So, what is a kayak? “The kayak is far and away the best one-man boat in existence.” Fridtjof Nansen, polar explorer, Norwegian diplomat and Nobel prize-winner. He was talking about the classic Greenland kayak. Today the sit-on-top kayak is more popular because a total beginner can climb on and go paddling.
A sea kayak is :
- fast. A classic sea kayak can easily go faster and further than a walker, fast enough to go against a current.
- quick to get ready. Put it on your car, drive to a beautiful place, launch and go.
- light. Just carry it down the beach, or hook it up in the roof of your garage, or even take it in the lift up to a city-centre flat.
- slim. A sea kayak will take you through a reed bed, into a cave, up a narrow river, or between a tide race and the cliffs.
- beautiful. More than one sculptor has kept a Greenland kayak for inspiration in the studio.
- affordable. A good one can take thirty or forty years of hard use, and you can make a tough and lovely sea kayak for next to nothing.
- it's great for wildlife. A sea kayak is low, fast and silent so you see nature up close. No flapping sails, squeaking oars or engine noise.
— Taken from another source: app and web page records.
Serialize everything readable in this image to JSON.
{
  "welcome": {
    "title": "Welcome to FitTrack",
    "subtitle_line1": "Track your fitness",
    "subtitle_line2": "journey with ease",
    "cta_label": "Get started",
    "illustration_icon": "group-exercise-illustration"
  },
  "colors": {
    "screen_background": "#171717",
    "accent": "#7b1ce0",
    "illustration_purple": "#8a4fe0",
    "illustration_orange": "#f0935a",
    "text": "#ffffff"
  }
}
- .... but most of all, a sea kayak is seaworthy. A trained sea kayaker in the right kayak can cope with waves, surf and wind from the Arctic to the tropics. When you're experienced, you can do things that would make a sailor or powerboater's jaw drop. Kayakers often like to go where there aren't any yachts or powerboats.